TASK ITEM
Tell how many lines in the records contain the word "actual"; the number alone is the answer.
··········
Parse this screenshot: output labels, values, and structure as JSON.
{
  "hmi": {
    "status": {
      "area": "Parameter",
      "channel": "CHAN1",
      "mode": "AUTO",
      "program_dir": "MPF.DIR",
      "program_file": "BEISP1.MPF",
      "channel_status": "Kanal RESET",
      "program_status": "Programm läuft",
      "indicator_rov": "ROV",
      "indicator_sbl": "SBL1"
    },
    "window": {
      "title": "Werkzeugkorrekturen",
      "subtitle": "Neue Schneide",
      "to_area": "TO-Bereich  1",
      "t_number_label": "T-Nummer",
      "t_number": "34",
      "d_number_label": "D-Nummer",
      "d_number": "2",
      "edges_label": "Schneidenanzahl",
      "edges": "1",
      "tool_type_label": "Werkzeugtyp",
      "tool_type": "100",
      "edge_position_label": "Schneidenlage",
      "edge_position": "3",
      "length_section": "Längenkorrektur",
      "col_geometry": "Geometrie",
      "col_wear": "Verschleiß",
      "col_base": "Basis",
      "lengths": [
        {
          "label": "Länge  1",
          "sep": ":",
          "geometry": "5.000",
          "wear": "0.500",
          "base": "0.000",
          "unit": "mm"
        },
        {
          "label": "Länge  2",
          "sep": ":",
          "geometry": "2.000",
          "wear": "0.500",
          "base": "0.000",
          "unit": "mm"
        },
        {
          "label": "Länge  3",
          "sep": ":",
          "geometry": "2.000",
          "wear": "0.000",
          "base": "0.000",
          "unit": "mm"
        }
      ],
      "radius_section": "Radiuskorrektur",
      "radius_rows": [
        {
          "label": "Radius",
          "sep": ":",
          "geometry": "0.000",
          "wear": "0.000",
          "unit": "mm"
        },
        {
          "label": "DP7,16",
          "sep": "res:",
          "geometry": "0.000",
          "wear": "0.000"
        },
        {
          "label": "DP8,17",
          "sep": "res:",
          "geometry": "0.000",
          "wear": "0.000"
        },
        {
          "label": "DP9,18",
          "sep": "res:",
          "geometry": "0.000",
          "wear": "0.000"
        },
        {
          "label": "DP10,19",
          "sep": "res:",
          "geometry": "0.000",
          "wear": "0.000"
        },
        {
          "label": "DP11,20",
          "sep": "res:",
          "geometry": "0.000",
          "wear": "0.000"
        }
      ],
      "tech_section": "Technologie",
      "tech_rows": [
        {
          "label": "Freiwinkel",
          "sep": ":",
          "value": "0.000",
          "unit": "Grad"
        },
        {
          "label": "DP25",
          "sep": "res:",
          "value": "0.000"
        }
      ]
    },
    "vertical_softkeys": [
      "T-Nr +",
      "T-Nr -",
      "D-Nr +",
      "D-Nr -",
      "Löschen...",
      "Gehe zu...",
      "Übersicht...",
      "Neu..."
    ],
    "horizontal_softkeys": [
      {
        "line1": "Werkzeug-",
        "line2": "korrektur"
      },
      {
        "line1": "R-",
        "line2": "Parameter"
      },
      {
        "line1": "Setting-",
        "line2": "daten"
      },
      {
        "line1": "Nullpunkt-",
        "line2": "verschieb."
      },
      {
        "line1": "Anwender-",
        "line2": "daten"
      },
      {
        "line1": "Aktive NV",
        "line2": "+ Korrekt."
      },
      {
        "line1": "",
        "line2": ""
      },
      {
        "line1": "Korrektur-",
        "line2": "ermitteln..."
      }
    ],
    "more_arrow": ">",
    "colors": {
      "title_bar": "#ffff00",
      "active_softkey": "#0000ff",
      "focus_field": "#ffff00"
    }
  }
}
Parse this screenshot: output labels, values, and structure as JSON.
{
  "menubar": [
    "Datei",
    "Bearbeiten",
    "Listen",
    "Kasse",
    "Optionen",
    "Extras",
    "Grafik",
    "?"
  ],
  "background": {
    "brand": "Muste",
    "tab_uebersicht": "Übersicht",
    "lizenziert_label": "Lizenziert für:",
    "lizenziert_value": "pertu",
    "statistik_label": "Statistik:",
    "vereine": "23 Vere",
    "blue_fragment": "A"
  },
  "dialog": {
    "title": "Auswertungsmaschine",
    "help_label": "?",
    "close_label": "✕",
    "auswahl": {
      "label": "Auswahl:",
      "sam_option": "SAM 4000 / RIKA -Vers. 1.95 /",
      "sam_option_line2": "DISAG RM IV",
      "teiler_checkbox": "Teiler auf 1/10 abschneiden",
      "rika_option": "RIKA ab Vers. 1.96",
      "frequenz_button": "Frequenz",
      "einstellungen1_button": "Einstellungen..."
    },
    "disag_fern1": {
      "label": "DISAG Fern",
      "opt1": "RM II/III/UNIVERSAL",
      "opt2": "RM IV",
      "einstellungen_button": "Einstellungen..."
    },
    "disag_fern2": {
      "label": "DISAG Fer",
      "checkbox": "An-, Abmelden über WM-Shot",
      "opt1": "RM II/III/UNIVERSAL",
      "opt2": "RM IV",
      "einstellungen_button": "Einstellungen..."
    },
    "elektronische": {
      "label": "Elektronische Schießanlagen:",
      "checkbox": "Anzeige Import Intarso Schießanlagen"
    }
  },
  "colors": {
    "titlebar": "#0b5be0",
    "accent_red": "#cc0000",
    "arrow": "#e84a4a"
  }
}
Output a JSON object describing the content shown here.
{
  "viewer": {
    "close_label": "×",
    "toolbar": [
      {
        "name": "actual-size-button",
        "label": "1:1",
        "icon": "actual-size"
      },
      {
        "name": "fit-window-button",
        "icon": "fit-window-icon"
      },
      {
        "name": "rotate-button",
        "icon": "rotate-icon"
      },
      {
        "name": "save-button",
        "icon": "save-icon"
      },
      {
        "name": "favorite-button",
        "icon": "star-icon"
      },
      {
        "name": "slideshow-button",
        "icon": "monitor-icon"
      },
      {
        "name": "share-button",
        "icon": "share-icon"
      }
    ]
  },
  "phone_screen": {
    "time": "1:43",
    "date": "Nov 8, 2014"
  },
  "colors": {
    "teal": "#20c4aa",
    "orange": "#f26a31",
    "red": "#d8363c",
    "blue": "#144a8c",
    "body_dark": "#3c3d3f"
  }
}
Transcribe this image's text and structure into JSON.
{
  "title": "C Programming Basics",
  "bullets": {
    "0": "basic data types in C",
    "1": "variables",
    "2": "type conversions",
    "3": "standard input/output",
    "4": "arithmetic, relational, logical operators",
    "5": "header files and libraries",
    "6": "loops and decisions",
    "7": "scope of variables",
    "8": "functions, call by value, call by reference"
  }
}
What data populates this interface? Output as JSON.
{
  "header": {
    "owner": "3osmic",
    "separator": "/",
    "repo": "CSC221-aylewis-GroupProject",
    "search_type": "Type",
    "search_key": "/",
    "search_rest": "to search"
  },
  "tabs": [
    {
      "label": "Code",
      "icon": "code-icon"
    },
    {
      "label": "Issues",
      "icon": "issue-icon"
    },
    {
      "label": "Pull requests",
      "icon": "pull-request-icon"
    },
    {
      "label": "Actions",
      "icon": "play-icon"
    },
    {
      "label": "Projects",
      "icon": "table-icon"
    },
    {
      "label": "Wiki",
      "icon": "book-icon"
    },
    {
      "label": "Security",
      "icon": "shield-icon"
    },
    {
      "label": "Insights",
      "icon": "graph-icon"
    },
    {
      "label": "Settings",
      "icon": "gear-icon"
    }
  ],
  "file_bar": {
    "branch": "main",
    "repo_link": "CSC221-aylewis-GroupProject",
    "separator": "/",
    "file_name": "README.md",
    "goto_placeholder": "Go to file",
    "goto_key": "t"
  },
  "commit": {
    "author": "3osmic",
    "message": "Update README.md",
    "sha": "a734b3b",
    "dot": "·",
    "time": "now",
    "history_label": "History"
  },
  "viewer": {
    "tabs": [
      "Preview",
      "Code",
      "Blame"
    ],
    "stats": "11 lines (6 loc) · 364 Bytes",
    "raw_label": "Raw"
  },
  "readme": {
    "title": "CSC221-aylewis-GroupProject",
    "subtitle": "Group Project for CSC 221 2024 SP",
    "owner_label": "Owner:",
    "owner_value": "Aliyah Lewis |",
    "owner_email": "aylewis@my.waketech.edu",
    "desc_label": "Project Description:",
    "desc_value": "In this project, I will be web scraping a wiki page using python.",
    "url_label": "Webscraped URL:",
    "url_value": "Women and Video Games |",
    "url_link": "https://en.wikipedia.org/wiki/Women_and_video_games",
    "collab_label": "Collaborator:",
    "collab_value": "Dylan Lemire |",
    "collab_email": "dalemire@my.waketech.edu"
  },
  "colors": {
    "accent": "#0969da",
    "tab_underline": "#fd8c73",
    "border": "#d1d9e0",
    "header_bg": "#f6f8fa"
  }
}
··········
ANSWER TO THIS PROBLEM
2